Does anyone have a floor plan of a 1920’s Model T factory showing the different stations and the order in which Model T's were assembled and the points at which the various stages came together until the Model T was driven out of the factory? Thank you. Jim Patrick
PS. I am aware that the Ford plant was massive and such a floor plan would require several pages.
Try looking at a copy of “The Ford Methods and the Ford Shop” by H.L. Arnold and F.L. Faurote, The Engineering Magazine, 1915. While it is dated 1914-15, it thoroughly describes the layout of the moving assembly line. It is fully illustrated with photographs.
It is now part of the public domain and can be downloaded off the internet.
Probably not what your looking for but if you can find a copy of the Ford Industries it will show the huge scale of Ford at the time.Bud.
Just too massive to have detail floor plans.
The Highland Park plant was the largest auto factory in the world!
Original external with pointers of operation areas.
Later view with expansions, on the left is the Executive / Sales building that is still standing and under re-development.
Only a few structures left at the Highland Park site now, power house and most gone, only a few of the outer building are in use for some commercial purposes, all leased out by Ford.
Interior view of Sales Building, fancy in the day, worn down now but multi-million $ rehab underway. Was able to tour this site during a MTFCI annual meeting.
Historical marker on the most famous factory site that was.....
Sorry Dan but i'm sure there was/perfect detailed floor plains at the time.When Ford was shipping cars by the trainload every day because there was no space to store them at the factory or branch plants.I think there were many running around with Stop Watches doing time study of each pice so Ford did not manage floor space? I realize Old's was not Ford but doing some work in a office at Old's we found a large room with detailed models of almost everything in the plant.We might never find or see them but Ford had those drawings! Bud DeLong.
There are some very good pictures of crankshaft machines and press lines in Tin Lizzie by Stern. At the time of the overhead line shafts for power things were thought out well in advance.Bud.
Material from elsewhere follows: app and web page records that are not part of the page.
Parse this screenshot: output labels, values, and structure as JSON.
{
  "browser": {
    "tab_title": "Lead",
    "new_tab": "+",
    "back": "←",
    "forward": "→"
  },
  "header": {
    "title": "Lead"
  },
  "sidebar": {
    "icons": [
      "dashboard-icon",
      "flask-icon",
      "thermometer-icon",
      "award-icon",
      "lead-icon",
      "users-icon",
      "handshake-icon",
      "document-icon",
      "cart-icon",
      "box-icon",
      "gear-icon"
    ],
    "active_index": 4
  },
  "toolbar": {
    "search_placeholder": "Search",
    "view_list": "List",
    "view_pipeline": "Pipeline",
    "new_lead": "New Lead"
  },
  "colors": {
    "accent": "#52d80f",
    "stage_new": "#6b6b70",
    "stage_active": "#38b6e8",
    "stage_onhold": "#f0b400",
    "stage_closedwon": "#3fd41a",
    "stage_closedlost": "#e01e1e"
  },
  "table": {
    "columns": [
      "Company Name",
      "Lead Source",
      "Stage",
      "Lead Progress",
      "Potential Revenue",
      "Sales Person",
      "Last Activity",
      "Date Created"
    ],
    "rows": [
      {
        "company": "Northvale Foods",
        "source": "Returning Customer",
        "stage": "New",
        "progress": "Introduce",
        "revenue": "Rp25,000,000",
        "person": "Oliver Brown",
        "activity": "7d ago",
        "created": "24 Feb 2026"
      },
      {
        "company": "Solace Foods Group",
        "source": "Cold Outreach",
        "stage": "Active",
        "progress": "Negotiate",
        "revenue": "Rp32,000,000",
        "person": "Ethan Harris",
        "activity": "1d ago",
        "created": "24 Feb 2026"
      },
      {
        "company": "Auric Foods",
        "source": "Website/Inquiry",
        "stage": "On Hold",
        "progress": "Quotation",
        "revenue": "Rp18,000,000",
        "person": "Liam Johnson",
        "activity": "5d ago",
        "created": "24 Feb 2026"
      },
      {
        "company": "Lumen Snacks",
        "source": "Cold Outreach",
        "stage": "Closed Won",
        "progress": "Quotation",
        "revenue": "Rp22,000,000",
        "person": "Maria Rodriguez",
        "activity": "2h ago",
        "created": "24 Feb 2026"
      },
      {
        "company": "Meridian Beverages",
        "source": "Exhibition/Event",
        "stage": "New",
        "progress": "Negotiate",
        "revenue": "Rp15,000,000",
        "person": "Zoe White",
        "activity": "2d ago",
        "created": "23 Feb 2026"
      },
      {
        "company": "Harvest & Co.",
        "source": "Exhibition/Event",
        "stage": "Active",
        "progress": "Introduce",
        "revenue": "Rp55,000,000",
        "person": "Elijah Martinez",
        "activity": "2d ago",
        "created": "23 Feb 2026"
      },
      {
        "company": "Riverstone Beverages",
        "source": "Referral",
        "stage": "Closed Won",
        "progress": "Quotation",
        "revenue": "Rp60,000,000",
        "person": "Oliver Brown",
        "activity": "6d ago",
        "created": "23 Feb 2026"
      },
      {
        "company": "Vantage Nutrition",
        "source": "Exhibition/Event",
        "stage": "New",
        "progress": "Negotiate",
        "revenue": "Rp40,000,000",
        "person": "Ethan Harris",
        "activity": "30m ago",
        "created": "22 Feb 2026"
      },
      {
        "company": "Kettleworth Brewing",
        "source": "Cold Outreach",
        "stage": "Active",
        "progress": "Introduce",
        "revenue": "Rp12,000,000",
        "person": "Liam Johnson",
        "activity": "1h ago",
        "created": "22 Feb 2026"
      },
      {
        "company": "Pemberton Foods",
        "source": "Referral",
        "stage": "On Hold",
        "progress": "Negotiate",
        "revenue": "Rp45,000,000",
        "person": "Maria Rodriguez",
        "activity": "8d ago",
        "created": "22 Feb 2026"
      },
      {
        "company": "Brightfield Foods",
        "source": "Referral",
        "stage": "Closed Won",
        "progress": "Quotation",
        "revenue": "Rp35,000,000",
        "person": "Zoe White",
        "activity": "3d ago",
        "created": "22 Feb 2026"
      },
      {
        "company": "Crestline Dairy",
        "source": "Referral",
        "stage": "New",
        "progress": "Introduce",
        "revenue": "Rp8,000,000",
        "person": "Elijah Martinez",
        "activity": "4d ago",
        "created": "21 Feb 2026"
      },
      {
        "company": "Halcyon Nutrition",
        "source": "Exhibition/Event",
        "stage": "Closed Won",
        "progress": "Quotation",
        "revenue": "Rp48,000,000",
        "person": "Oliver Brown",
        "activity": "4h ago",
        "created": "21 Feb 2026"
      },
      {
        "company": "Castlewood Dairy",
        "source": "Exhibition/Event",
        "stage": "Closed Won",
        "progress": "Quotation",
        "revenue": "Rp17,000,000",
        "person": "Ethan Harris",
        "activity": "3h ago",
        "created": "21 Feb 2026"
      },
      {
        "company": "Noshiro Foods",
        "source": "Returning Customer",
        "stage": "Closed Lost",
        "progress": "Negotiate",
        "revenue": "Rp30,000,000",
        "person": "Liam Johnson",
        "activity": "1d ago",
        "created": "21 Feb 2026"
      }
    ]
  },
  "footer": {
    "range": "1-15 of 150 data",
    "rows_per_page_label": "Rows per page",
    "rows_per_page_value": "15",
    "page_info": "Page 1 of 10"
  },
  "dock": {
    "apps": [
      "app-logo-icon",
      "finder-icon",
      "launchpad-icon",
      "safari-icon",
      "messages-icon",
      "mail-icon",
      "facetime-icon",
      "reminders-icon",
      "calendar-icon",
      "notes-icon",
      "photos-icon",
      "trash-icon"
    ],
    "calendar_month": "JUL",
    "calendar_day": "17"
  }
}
Agree, just assembling those floor plans for Highland Park plant would be tough! Benson Ford Research Center likely has these on microfilm, don't know of any link on the web so show them, one would have to assemble this and what a chore!
Jim's request was for floor plan of a 1920’s Model T factory. Don't know if he wanted a branch assembly factory, or the main Highland Park. Was posting about Highland Park.
Now this layout isn't '1920's' but is dated 1914.
These were the early years of the chassis assembly lines, in this drawing, 3 lines in operation. But note the chutes and conveyors used to deliver sub assemblies made on other floors on other smaller sub- assembly lines.
Of course the later 1920's at branches, the process was very similar, feeding the parts for the chassis and body along the lines, using overhead conveyors as in use today in modern auto factories.
Assembly Branch factory
Keep digging guys!
There is one for Rouge. Not an actual floor plan, rather a flow diagram, i’ve Seen it...just don’t have a copy of it.
Dan,It would be easy if we could convince Rob there is still a hidden racer in the basement of the powerhouse!Happy Thanksgiving.Bud.
Jim, if I remember correctly, I think it's Bob Casey's Model T book that has a floor and flow plan with stages indicated.
If I plant seeds from a Model T will they sprout into mini T’s?
Just wondering about plants
Mr Trent Boggess mentions a pamphlet circa 1915 “The Ford Methods and the Ford Shop” by H.L. Arnold and F.L. Faurote, The Engineering Magazine, 1915, as a source for plans/information on the Ford Plan. By 1914 Henry Ford was becoming, if not the premiere automobile manufacturing leader in America.
Before the Engineering Magazine covered Ford's success, Automobile Trader carried an extensive profile on Ford and his business, Automobile Trade Journal, April 1914. The Ford Achievement, by Hugh Dolnar, pp115 - 165
Automobile Trader, 1914 published this concept of the Ford plant:
So the Brass cars with the white tires 1913?
The black cars 1921?
1914, rear crossmember beyond the frame rails.